Invasive plant species can threaten the biodiversity and resilience of riparian ecosystems. A vegetation assessment of the riparian zone beside the Stoney Creek Off-Channel Habitat Project compared with a non-restored site and a previously replanted site showed that the sites were significantly different in their vegetation composition. All three sites had several invasive species of concern playing dominant roles in the ecosystem with the most common two species being English ivy (Hedera helix) and Himalayan blackberry (Rubus discolor). The previously restored site had significantly lower levels of invasive English ivy than the non-restored site. The non-restored site had greater total foliar cover than the other sites, but this was mostly covered by invasive species.

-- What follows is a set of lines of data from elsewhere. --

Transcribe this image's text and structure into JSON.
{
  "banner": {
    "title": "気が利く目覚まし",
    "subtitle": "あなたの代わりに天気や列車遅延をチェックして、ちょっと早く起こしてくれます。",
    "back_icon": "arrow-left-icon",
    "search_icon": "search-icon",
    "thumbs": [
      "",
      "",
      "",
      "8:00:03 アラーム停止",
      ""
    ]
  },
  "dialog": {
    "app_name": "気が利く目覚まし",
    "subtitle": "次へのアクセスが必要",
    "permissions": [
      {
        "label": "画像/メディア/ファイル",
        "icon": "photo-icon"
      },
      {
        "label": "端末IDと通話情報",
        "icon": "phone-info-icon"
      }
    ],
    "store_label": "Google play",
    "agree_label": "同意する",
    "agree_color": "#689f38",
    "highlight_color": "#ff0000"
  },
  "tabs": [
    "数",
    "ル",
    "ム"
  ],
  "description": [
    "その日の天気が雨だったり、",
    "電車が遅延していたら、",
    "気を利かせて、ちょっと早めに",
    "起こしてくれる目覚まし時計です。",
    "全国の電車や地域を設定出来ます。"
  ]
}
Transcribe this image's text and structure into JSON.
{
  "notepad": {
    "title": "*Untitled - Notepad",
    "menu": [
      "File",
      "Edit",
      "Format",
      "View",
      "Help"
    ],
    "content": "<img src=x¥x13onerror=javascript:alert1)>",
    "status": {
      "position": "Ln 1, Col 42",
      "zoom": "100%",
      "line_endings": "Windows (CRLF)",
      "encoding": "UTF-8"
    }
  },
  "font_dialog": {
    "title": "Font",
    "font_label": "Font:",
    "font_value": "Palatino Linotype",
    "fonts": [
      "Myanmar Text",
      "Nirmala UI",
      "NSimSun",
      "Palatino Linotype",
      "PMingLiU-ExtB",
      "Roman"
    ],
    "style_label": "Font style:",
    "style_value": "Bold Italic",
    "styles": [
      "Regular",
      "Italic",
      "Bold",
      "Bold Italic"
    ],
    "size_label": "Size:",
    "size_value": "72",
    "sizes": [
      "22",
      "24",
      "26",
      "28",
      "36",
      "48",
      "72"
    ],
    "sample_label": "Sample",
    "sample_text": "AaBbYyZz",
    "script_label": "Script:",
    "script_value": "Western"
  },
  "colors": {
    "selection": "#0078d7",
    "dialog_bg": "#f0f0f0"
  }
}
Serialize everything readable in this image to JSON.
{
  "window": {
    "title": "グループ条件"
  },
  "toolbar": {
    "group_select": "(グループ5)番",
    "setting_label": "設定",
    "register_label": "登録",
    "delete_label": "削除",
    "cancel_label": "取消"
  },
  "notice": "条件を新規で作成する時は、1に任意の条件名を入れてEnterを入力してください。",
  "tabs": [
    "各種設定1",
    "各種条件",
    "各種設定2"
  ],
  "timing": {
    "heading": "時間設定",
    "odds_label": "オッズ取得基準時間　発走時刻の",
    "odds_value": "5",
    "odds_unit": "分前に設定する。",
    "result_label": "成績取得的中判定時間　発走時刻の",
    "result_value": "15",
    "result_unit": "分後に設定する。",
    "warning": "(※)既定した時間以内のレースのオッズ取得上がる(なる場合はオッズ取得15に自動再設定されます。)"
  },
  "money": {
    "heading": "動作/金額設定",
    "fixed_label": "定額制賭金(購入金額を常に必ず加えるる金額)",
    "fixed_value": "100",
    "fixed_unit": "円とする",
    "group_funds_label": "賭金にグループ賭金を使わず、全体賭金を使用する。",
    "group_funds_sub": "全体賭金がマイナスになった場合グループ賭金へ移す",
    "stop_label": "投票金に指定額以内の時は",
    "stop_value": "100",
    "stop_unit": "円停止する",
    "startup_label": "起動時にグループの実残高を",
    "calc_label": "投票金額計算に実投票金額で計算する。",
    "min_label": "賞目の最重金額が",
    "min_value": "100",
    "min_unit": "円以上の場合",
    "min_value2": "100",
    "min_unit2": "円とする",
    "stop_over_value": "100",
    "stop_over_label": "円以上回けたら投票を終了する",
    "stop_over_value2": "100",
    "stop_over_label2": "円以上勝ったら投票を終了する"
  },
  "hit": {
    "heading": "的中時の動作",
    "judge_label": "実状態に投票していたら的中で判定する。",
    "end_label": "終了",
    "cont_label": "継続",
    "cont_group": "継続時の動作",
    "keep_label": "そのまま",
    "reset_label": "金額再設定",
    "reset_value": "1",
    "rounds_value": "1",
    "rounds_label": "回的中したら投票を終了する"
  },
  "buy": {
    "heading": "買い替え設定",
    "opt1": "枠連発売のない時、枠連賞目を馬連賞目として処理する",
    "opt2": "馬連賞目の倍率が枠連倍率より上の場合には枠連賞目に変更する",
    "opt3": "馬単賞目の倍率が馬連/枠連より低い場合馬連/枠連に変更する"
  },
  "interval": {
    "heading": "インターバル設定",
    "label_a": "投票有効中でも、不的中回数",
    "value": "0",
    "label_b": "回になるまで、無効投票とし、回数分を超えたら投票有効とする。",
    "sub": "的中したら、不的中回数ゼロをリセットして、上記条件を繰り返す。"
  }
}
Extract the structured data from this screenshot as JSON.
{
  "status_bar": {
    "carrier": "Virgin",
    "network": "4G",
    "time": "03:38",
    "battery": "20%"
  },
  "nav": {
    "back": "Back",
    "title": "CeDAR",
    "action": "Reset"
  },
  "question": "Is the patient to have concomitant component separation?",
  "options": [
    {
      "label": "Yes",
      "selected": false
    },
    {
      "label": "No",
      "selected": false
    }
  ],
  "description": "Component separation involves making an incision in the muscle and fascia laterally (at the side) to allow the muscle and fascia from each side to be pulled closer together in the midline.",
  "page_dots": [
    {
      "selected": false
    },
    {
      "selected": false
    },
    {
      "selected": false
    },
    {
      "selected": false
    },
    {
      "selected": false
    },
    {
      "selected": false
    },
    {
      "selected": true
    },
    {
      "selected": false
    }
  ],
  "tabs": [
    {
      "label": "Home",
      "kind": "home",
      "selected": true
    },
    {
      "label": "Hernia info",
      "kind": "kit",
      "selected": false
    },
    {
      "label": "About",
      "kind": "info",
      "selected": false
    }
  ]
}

The project site was only significantly different from the reference sites by having greater ivy levels on trees and a higher number of red alders (Alnus rubra). These results, along with the qualitative differences noted in the composition of the Off-Channel habitat from the previously restored stream area, suggests that further restoration and replanting needs to take place around the Off-Channel habitat area.
Copyright is held by the author(s).
You are free to copy, distribute and transmit this work under the following conditions: You must give attribution to the work (but not in any way that suggests that the author endorses you or your use of the work); You may not use this work for commercial purposes.
Member of collection